The lines to be set down run from the line containing "Parse this screenshot: output" through the final line of the data below; print them exactly and print nothing else.

--

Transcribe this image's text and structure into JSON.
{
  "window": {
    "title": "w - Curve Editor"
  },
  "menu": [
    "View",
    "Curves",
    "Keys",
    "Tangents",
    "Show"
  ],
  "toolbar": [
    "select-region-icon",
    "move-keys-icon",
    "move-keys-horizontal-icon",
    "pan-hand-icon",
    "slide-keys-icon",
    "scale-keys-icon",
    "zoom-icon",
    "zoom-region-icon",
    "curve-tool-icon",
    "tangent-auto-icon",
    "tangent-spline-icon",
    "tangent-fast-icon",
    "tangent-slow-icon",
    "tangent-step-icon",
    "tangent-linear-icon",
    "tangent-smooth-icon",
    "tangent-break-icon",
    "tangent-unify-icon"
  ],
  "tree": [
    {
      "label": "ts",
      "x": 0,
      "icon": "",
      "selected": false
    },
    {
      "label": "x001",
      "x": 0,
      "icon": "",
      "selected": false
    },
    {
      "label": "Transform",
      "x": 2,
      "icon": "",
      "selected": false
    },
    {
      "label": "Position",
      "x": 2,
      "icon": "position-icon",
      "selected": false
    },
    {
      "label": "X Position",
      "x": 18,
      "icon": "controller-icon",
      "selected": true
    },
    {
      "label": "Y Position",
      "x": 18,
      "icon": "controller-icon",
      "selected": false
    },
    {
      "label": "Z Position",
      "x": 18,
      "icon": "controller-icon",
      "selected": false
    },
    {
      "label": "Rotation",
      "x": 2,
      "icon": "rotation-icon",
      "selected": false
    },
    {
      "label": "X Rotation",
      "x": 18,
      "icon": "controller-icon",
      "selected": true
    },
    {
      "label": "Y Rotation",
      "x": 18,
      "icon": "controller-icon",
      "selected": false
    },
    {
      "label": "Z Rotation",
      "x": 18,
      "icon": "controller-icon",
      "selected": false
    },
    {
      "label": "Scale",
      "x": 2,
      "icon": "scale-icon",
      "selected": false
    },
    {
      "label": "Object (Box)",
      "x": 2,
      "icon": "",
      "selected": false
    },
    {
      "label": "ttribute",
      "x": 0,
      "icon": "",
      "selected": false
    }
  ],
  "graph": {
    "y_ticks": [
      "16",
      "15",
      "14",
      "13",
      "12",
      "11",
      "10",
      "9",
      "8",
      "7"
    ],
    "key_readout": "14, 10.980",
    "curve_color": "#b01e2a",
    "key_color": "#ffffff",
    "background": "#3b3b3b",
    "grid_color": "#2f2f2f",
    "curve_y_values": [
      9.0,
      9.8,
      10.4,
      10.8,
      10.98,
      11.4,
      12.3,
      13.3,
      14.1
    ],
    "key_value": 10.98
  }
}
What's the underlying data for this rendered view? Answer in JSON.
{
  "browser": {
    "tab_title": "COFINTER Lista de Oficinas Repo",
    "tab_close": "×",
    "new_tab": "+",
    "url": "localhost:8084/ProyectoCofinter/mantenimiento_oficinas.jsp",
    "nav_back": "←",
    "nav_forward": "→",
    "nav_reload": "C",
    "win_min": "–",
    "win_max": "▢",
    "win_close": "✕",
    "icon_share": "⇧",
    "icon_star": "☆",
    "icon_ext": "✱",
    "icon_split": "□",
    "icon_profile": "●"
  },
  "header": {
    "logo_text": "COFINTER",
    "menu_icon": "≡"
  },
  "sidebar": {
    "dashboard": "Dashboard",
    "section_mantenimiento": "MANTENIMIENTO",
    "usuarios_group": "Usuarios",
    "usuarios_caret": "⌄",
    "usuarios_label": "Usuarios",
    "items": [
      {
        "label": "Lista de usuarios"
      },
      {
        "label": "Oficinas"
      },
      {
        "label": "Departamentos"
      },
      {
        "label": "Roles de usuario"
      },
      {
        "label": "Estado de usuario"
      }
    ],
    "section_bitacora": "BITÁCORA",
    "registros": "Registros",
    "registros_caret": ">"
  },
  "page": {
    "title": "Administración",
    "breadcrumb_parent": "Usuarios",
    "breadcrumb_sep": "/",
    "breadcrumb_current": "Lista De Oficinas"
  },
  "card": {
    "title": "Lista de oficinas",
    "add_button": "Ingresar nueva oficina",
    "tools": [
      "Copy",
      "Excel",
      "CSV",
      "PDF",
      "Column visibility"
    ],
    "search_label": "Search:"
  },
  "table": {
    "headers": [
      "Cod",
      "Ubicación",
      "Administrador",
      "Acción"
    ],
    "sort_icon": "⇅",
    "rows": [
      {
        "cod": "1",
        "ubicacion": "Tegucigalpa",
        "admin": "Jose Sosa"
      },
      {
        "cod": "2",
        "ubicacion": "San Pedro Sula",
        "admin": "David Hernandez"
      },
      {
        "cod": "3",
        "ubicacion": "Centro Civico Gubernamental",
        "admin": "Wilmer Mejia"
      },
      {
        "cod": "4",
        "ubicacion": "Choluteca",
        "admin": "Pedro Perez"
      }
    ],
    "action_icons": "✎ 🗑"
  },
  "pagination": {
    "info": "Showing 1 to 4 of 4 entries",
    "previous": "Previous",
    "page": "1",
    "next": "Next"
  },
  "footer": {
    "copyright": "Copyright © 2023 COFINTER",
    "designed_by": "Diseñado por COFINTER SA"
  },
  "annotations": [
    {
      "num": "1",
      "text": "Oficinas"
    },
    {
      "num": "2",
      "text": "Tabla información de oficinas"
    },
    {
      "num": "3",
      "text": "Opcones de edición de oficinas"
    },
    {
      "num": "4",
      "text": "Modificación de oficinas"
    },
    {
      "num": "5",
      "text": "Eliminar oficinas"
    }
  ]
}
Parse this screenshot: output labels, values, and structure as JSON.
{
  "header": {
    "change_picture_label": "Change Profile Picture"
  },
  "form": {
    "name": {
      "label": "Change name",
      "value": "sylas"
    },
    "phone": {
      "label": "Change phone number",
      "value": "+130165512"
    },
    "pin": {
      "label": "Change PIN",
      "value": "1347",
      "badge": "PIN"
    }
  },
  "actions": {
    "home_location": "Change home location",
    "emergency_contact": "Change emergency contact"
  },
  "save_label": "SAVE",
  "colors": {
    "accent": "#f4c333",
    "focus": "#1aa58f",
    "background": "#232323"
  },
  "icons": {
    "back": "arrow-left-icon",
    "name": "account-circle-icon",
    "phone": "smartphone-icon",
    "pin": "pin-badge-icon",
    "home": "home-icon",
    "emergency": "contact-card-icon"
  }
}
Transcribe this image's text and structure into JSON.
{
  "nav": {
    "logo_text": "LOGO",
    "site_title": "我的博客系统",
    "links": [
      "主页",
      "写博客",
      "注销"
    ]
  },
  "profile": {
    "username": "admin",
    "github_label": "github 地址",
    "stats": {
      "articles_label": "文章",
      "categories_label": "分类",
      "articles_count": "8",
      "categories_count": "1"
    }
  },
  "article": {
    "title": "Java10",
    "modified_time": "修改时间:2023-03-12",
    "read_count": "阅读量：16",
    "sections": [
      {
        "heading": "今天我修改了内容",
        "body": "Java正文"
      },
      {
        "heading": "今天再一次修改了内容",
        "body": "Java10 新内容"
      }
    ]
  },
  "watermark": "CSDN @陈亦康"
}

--

• **Exercise result**
Parse this screenshot: output labels, values, and structure as JSON.
{
  "header": {
    "change_picture_label": "Change Profile Picture"
  },
  "form": {
    "name": {
      "label": "Change name",
      "value": "sylas"
    },
    "phone": {
      "label": "Change phone number",
      "value": "+130165512"
    },
    "pin": {
      "label": "Change PIN",
      "value": "1347",
      "badge": "PIN"
    }
  },
  "actions": {
    "home_location": "Change home location",
    "emergency_contact": "Change emergency contact"
  },
  "save_label": "SAVE",
  "colors": {
    "accent": "#f4c333",
    "focus": "#1aa58f",
    "background": "#232323"
  },
  "icons": {
    "back": "arrow-left-icon",
    "name": "account-circle-icon",
    "phone": "smartphone-icon",
    "pin": "pin-badge-icon",
    "home": "home-icon",
    "emergency": "contact-card-icon"
  }
}
Transcribe this image's text and structure into JSON.
{
  "nav": {
    "logo_text": "LOGO",
    "site_title": "我的博客系统",
    "links": [
      "主页",
      "写博客",
      "注销"
    ]
  },
  "profile": {
    "username": "admin",
    "github_label": "github 地址",
    "stats": {
      "articles_label": "文章",
      "categories_label": "分类",
      "articles_count": "8",
      "categories_count": "1"
    }
  },
  "article": {
    "title": "Java10",
    "modified_time": "修改时间:2023-03-12",
    "read_count": "阅读量：16",
    "sections": [
      {
        "heading": "今天我修改了内容",
        "body": "Java正文"
      },
      {
        "heading": "今天再一次修改了内容",
        "body": "Java10 新内容"
      }
    ]
  },
  "watermark": "CSDN @陈亦康"
}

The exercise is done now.